House Ways & Means Chairman Dave Camp (MI-04) has taken a step towards giving small
business owners greater tax certainty by addressing expired tax
provisions, including small business expensing, that are important to small
On April 29, the Committee marked up H.R. 4453, which would make permanent the 5-year recognition period for built-in gains.
NFIB's support for these provisions is outlined below:
- Permanently extending increased expensing levels under section 179 addresses a core concern for small business owners: simplifying the tax code and reducing complexity.
- Expensing provides the majority of small business owners with an immediate deduction for investments that help businesses grow, which significantly improves cash flow.
- Because small business expensing levels have only been increased on a temporary basis, at the beginning of this year they returned to only $25,000 for 2014.

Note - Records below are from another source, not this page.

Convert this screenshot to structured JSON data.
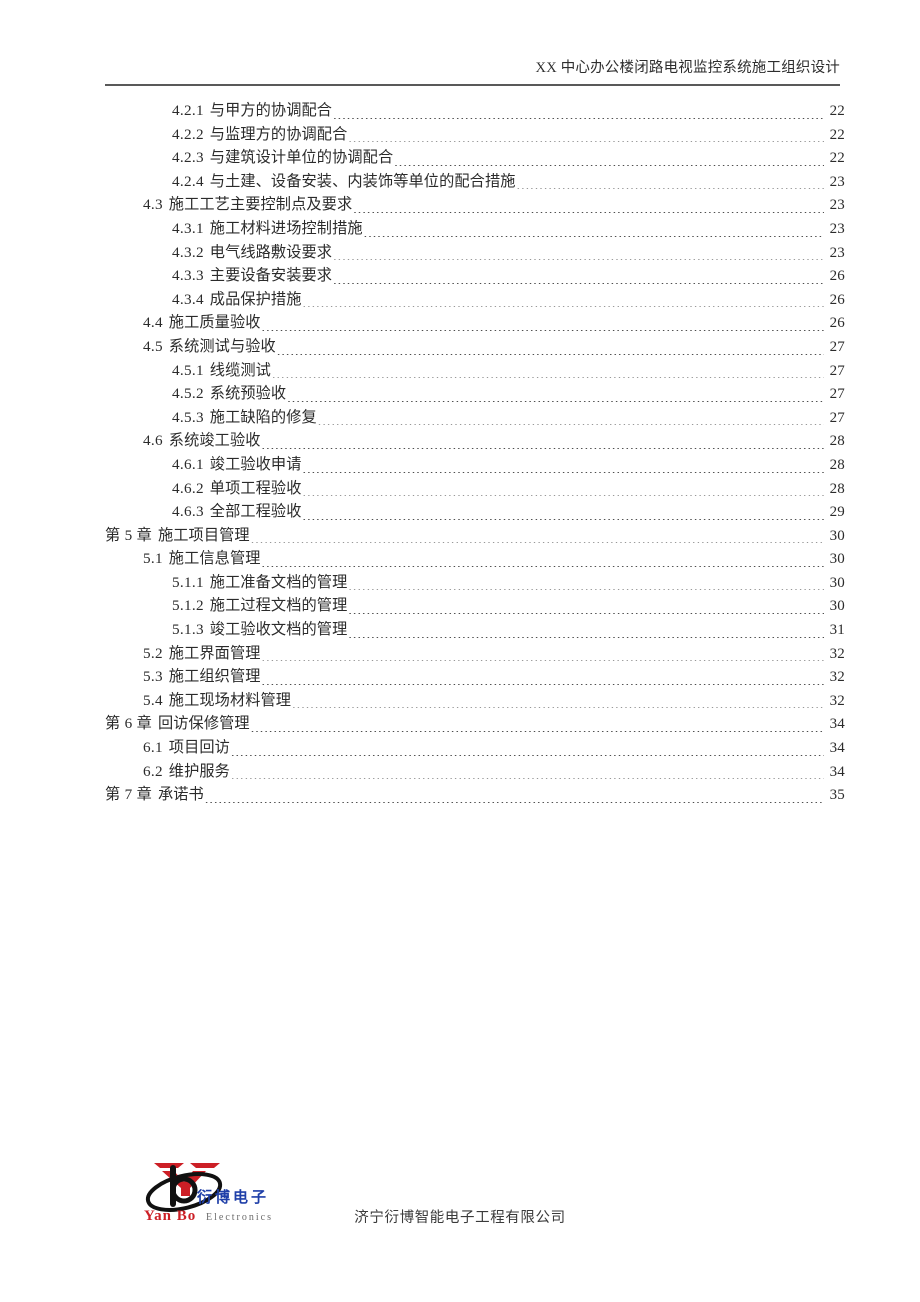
{
  "document": {
    "header_title": "XX 中心办公楼闭路电视监控系统施工组织设计",
    "footer_company": "济宁衍博智能电子工程有限公司"
  },
  "logo": {
    "cn_name": "衍博电子",
    "en_name": "Yan Bo",
    "en_sub": "Electronics",
    "monogram": "b",
    "colors": {
      "red": "#cc1f26",
      "blue": "#1f3fa8",
      "black": "#111111",
      "gray": "#6b6b6b"
    }
  },
  "toc": {
    "entries": [
      {
        "level": 3,
        "number": "4.2.1",
        "title": "与甲方的协调配合",
        "page": "22"
      },
      {
        "level": 3,
        "number": "4.2.2",
        "title": "与监理方的协调配合",
        "page": "22"
      },
      {
        "level": 3,
        "number": "4.2.3",
        "title": "与建筑设计单位的协调配合",
        "page": "22"
      },
      {
        "level": 3,
        "number": "4.2.4",
        "title": "与土建、设备安装、内装饰等单位的配合措施",
        "page": "23"
      },
      {
        "level": 2,
        "number": "4.3",
        "title": "施工工艺主要控制点及要求",
        "page": "23"
      },
      {
        "level": 3,
        "number": "4.3.1",
        "title": "施工材料进场控制措施",
        "page": "23"
      },
      {
        "level": 3,
        "number": "4.3.2",
        "title": "电气线路敷设要求",
        "page": "23"
      },
      {
        "level": 3,
        "number": "4.3.3",
        "title": "主要设备安装要求",
        "page": "26"
      },
      {
        "level": 3,
        "number": "4.3.4",
        "title": "成品保护措施",
        "page": "26"
      },
      {
        "level": 2,
        "number": "4.4",
        "title": "施工质量验收",
        "page": "26"
      },
      {
        "level": 2,
        "number": "4.5",
        "title": "系统测试与验收",
        "page": "27"
      },
      {
        "level": 3,
        "number": "4.5.1",
        "title": "线缆测试",
        "page": "27"
      },
      {
        "level": 3,
        "number": "4.5.2",
        "title": "系统预验收",
        "page": "27"
      },
      {
        "level": 3,
        "number": "4.5.3",
        "title": "施工缺陷的修复",
        "page": "27"
      },
      {
        "level": 2,
        "number": "4.6",
        "title": "系统竣工验收",
        "page": "28"
      },
      {
        "level": 3,
        "number": "4.6.1",
        "title": "竣工验收申请",
        "page": "28"
      },
      {
        "level": 3,
        "number": "4.6.2",
        "title": "单项工程验收",
        "page": "28"
      },
      {
        "level": 3,
        "number": "4.6.3",
        "title": "全部工程验收",
        "page": "29"
      },
      {
        "level": 1,
        "number": "第 5 章",
        "title": "施工项目管理",
        "page": "30"
      },
      {
        "level": 2,
        "number": "5.1",
        "title": "施工信息管理",
        "page": "30"
      },
      {
        "level": 3,
        "number": "5.1.1",
        "title": "施工准备文档的管理",
        "page": "30"
      },
      {
        "level": 3,
        "number": "5.1.2",
        "title": "施工过程文档的管理",
        "page": "30"
      },
      {
        "level": 3,
        "number": "5.1.3",
        "title": "竣工验收文档的管理",
        "page": "31"
      },
      {
        "level": 2,
        "number": "5.2",
        "title": "施工界面管理",
        "page": "32"
      },
      {
        "level": 2,
        "number": "5.3",
        "title": "施工组织管理",
        "page": "32"
      },
      {
        "level": 2,
        "number": "5.4",
        "title": "施工现场材料管理",
        "page": "32"
      },
      {
        "level": 1,
        "number": "第 6 章",
        "title": "回访保修管理",
        "page": "34"
      },
      {
        "level": 2,
        "number": "6.1",
        "title": "项目回访",
        "page": "34"
      },
      {
        "level": 2,
        "number": "6.2",
        "title": "维护服务",
        "page": "34"
      },
      {
        "level": 1,
        "number": "第 7 章",
        "title": "承诺书",
        "page": "35"
      }
    ]
  }
}
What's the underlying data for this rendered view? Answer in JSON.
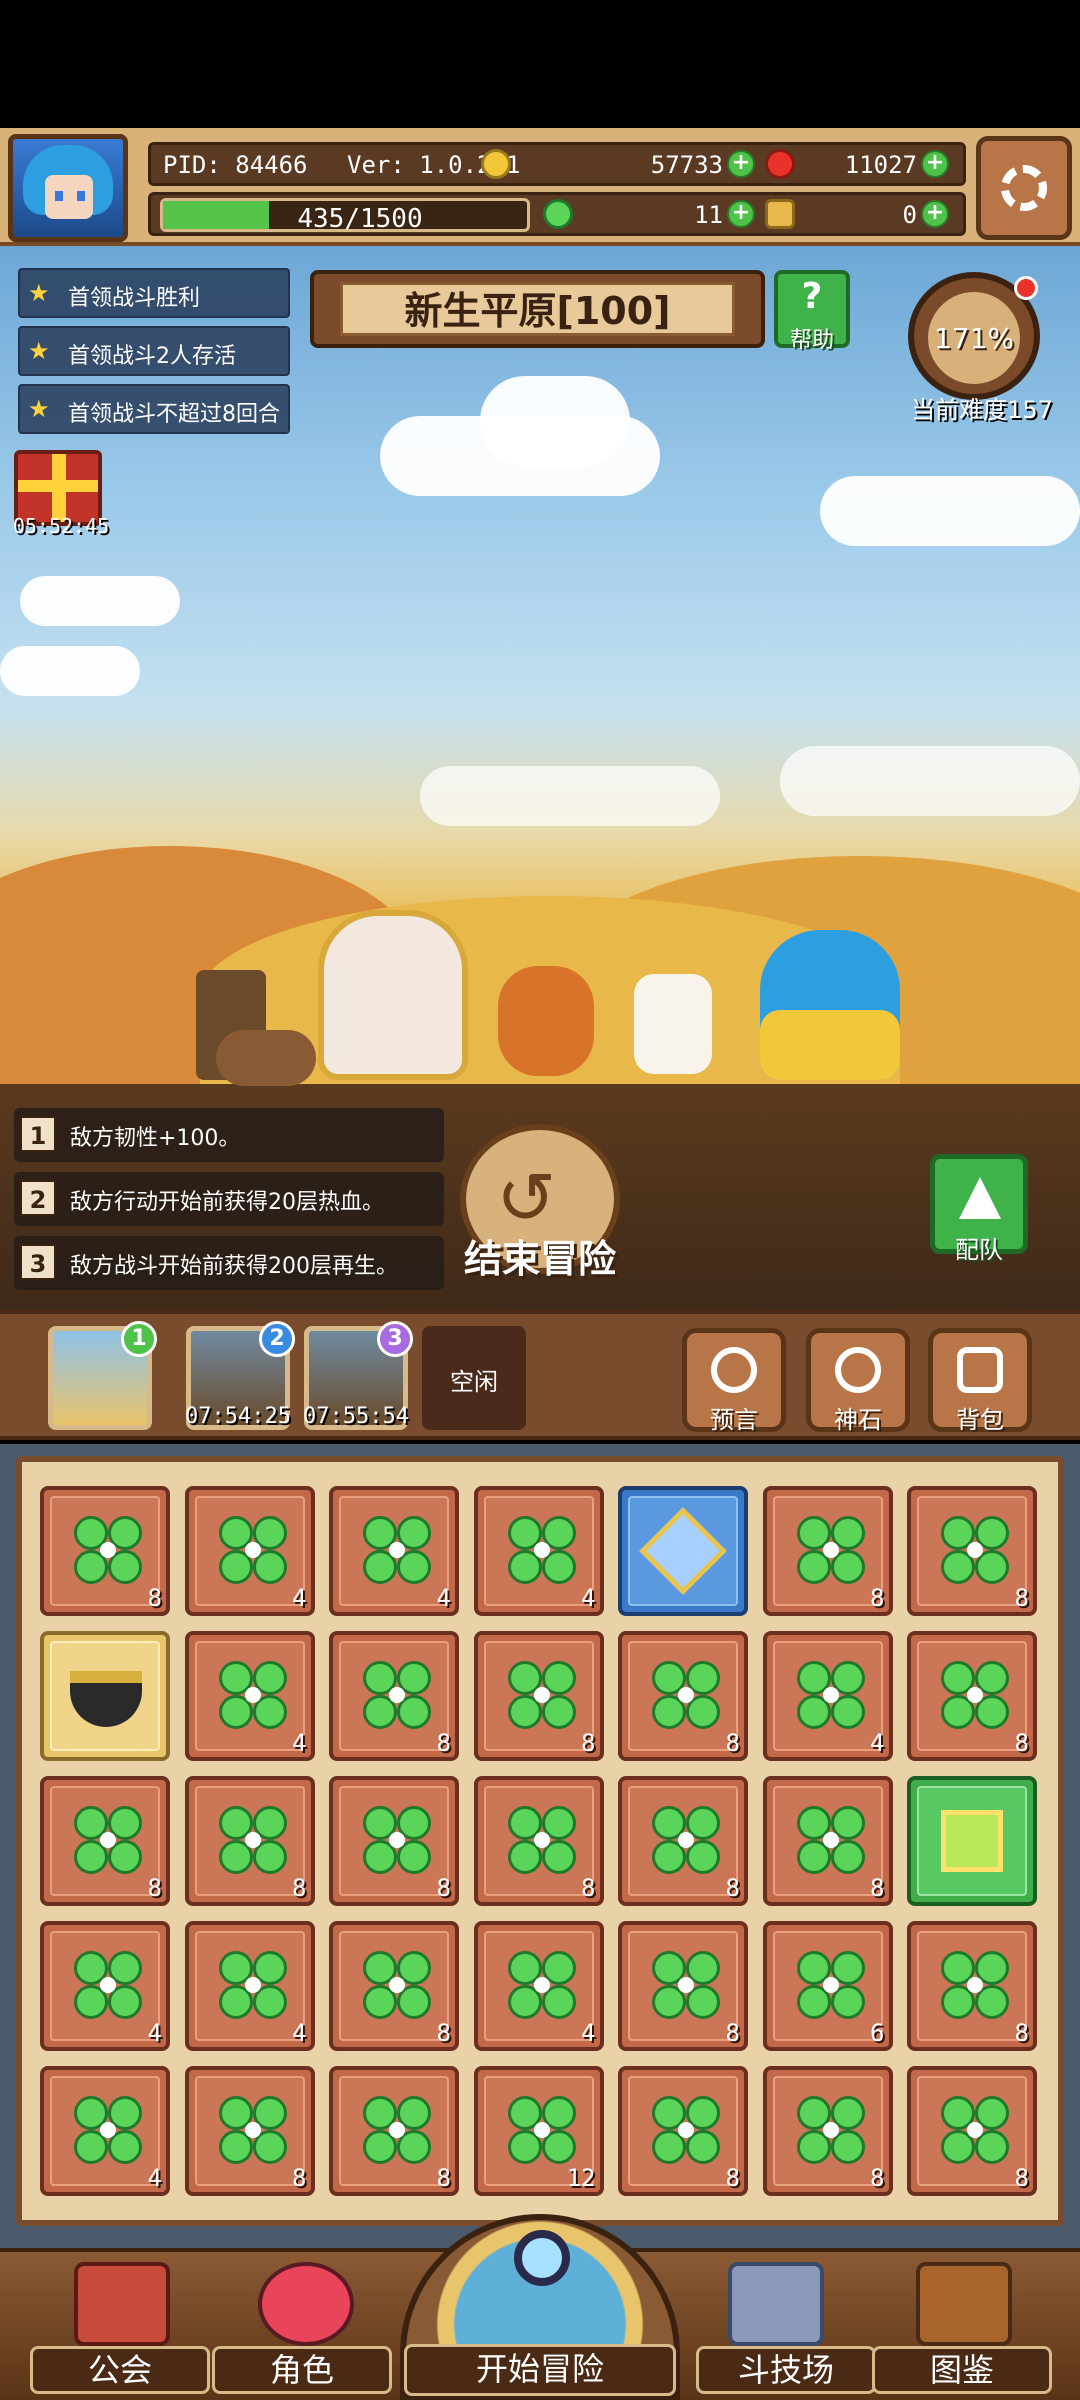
{
  "header": {
    "pid": "PID: 84466",
    "version": "Ver: 1.0.2.1",
    "gold": "57733",
    "gems": "11027",
    "xp": "435/1500",
    "xp_fraction": 0.29,
    "clovers": "11",
    "keys": "0"
  },
  "quests": [
    "首领战斗胜利",
    "首领战斗2人存活",
    "首领战斗不超过8回合"
  ],
  "gift_timer": "05:52:45",
  "area": {
    "name": "新生平原[100]",
    "help_label": "帮助",
    "difficulty_pct": "171%",
    "difficulty_label": "当前难度157"
  },
  "buffs": [
    {
      "num": "1",
      "text": "敌方韧性+100。"
    },
    {
      "num": "2",
      "text": "敌方行动开始前获得20层热血。"
    },
    {
      "num": "3",
      "text": "敌方战斗开始前获得200层再生。"
    }
  ],
  "end_adventure_label": "结束冒险",
  "team_label": "配队",
  "slots": [
    {
      "badge": "1",
      "time": ""
    },
    {
      "badge": "2",
      "time": "07:54:25"
    },
    {
      "badge": "3",
      "time": "07:55:54"
    }
  ],
  "idle_label": "空闲",
  "tools": [
    "预言",
    "神石",
    "背包"
  ],
  "inventory": [
    {
      "type": "clover",
      "qty": "8"
    },
    {
      "type": "clover",
      "qty": "4"
    },
    {
      "type": "clover",
      "qty": "4"
    },
    {
      "type": "clover",
      "qty": "4"
    },
    {
      "type": "blue-gem",
      "qty": ""
    },
    {
      "type": "clover",
      "qty": "8"
    },
    {
      "type": "clover",
      "qty": "8"
    },
    {
      "type": "pot",
      "qty": ""
    },
    {
      "type": "clover",
      "qty": "4"
    },
    {
      "type": "clover",
      "qty": "8"
    },
    {
      "type": "clover",
      "qty": "8"
    },
    {
      "type": "clover",
      "qty": "8"
    },
    {
      "type": "clover",
      "qty": "4"
    },
    {
      "type": "clover",
      "qty": "8"
    },
    {
      "type": "clover",
      "qty": "8"
    },
    {
      "type": "clover",
      "qty": "8"
    },
    {
      "type": "clover",
      "qty": "8"
    },
    {
      "type": "clover",
      "qty": "8"
    },
    {
      "type": "clover",
      "qty": "8"
    },
    {
      "type": "clover",
      "qty": "8"
    },
    {
      "type": "green-gem",
      "qty": ""
    },
    {
      "type": "clover",
      "qty": "4"
    },
    {
      "type": "clover",
      "qty": "4"
    },
    {
      "type": "clover",
      "qty": "8"
    },
    {
      "type": "clover",
      "qty": "4"
    },
    {
      "type": "clover",
      "qty": "8"
    },
    {
      "type": "clover",
      "qty": "6"
    },
    {
      "type": "clover",
      "qty": "8"
    },
    {
      "type": "clover",
      "qty": "4"
    },
    {
      "type": "clover",
      "qty": "8"
    },
    {
      "type": "clover",
      "qty": "8"
    },
    {
      "type": "clover",
      "qty": "12"
    },
    {
      "type": "clover",
      "qty": "8"
    },
    {
      "type": "clover",
      "qty": "8"
    },
    {
      "type": "clover",
      "qty": "8"
    }
  ],
  "nav": {
    "guild": "公会",
    "character": "角色",
    "start_adventure": "开始冒险",
    "arena": "斗技场",
    "codex": "图鉴"
  },
  "colors": {
    "clover": "#5bd45a",
    "panel_brown": "#7a4c2e",
    "accent_green": "#3fb24a",
    "badge1": "#4fc24a",
    "badge2": "#3a8ae0",
    "badge3": "#a86ae0"
  }
}
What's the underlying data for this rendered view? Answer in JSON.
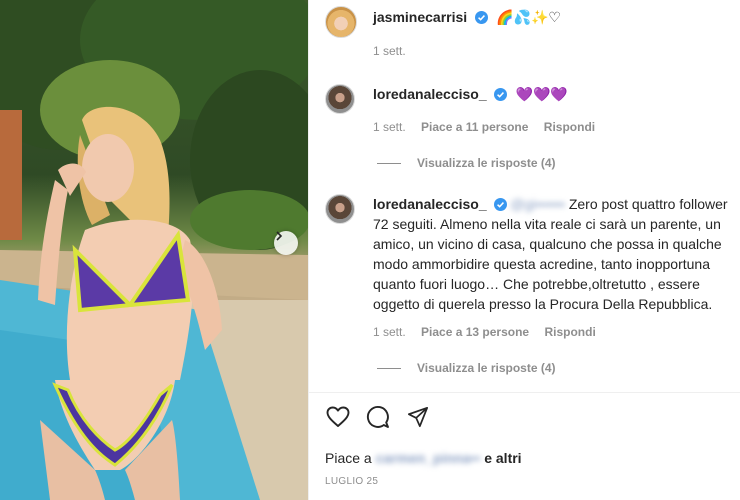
{
  "post": {
    "author": "jasminecarrisi",
    "caption_emojis": "🌈💦✨♡",
    "time": "1 sett."
  },
  "comments": [
    {
      "author": "loredanalecciso_",
      "text": "💜💜💜",
      "time": "1 sett.",
      "likes": "Piace a 11 persone",
      "reply": "Rispondi",
      "view_replies": "Visualizza le risposte (4)"
    },
    {
      "author": "loredanalecciso_",
      "mention": "@gi••••••",
      "text": "Zero post quattro follower 72 seguiti. Almeno nella vita reale ci sarà un parente, un amico, un vicino di casa, qualcuno che possa in qualche modo ammorbidire questa acredine, tanto inopportuna quanto fuori luogo… Che potrebbe,oltretutto , essere oggetto di querela presso la Procura Della Repubblica.",
      "time": "1 sett.",
      "likes": "Piace a 13 persone",
      "reply": "Rispondi",
      "view_replies": "Visualizza le risposte (4)"
    }
  ],
  "footer": {
    "likes_prefix": "Piace a",
    "likes_user": "carmen_pinna••",
    "likes_suffix": "e altri",
    "date": "LUGLIO 25"
  },
  "icons": {
    "like": "heart-icon",
    "comment": "comment-icon",
    "share": "send-icon",
    "verified": "verified-badge-icon",
    "next": "chevron-right-icon"
  },
  "colors": {
    "verified": "#3897f0",
    "muted": "#8e8e8e",
    "text": "#262626"
  }
}
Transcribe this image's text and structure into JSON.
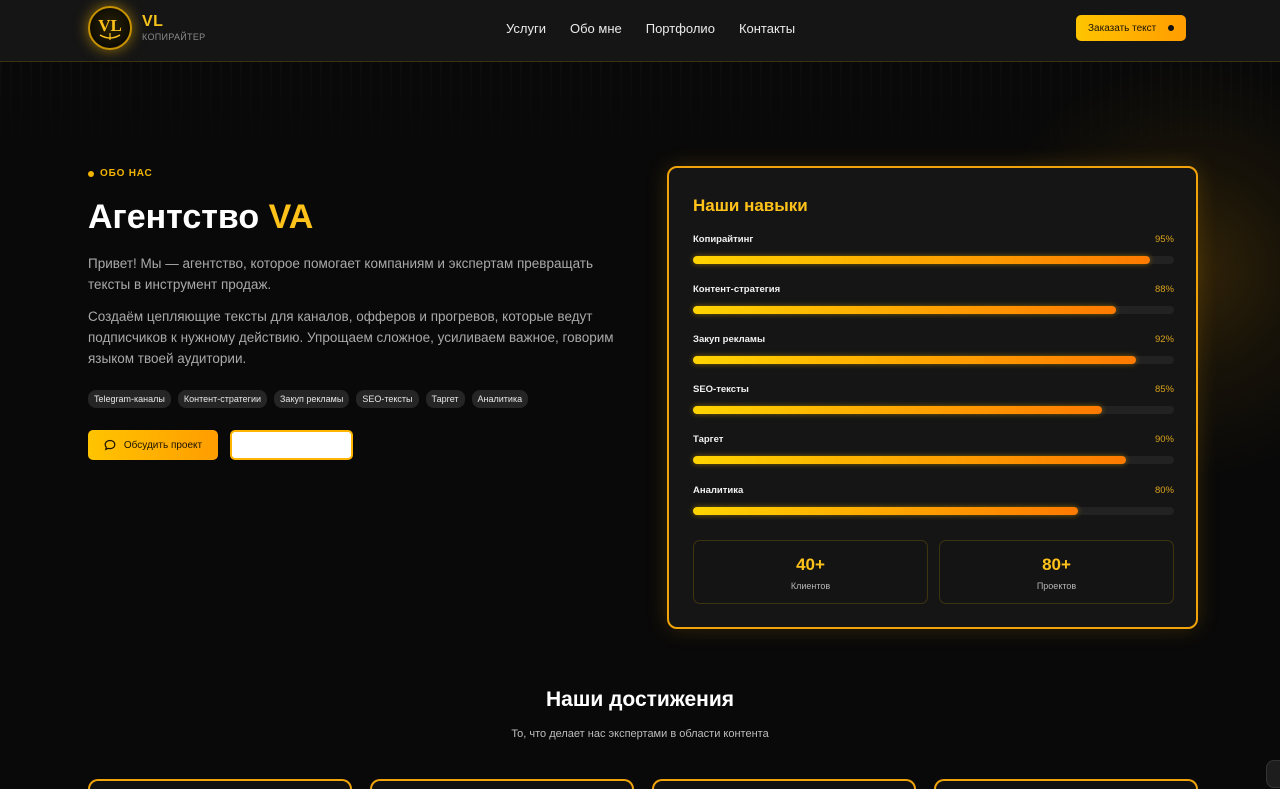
{
  "header": {
    "logo_title": "VL",
    "logo_subtitle": "КОПИРАЙТЕР",
    "logo_mark_text": "VL",
    "nav": [
      "Услуги",
      "Обо мне",
      "Портфолио",
      "Контакты"
    ],
    "order_button": "Заказать текст"
  },
  "about": {
    "eyebrow": "ОБО НАС",
    "title_main": "Агентство ",
    "title_accent": "VA",
    "paragraph1": "Привет! Мы — агентство, которое помогает компаниям и экспертам превращать тексты в инструмент продаж.",
    "paragraph2": "Создаём цепляющие тексты для каналов, офферов и прогревов, которые ведут подписчиков к нужному действию. Упрощаем сложное, усиливаем важное, говорим языком твоей аудитории.",
    "tags": [
      "Telegram-каналы",
      "Контент-стратегии",
      "Закуп рекламы",
      "SEO-тексты",
      "Таргет",
      "Аналитика"
    ],
    "discuss_button": "Обсудить проект",
    "secondary_button": ""
  },
  "skills": {
    "title": "Наши навыки",
    "items": [
      {
        "name": "Копирайтинг",
        "percent_label": "95%",
        "value": 95
      },
      {
        "name": "Контент-стратегия",
        "percent_label": "88%",
        "value": 88
      },
      {
        "name": "Закуп рекламы",
        "percent_label": "92%",
        "value": 92
      },
      {
        "name": "SEO-тексты",
        "percent_label": "85%",
        "value": 85
      },
      {
        "name": "Таргет",
        "percent_label": "90%",
        "value": 90
      },
      {
        "name": "Аналитика",
        "percent_label": "80%",
        "value": 80
      }
    ],
    "stats": [
      {
        "value": "40+",
        "label": "Клиентов"
      },
      {
        "value": "80+",
        "label": "Проектов"
      }
    ]
  },
  "achievements": {
    "title": "Наши достижения",
    "subtitle": "То, что делает нас экспертами в области контента"
  },
  "colors": {
    "accent": "#ffc21a",
    "accent_orange": "#ff9d00",
    "background": "#090909",
    "card": "#151515"
  },
  "icons": {
    "discuss": "chat-bubble-icon",
    "order": "dot-icon"
  }
}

- Unless Congress acts, these lower expensing levels mean that only 30 percent of NFIB members will receive the full benefit of business expensing in 2014.
- The reduced recognition period for S corporation built-in gains is another expired tax provision that helps the small business community.
- Unless Congress acts, many S corporations will have to wait 10 years to access certain capital assets.
- Locking up a company’s capital for an entire decade is simply too long and has a negative effect on cash flow—the life blood of small businesses.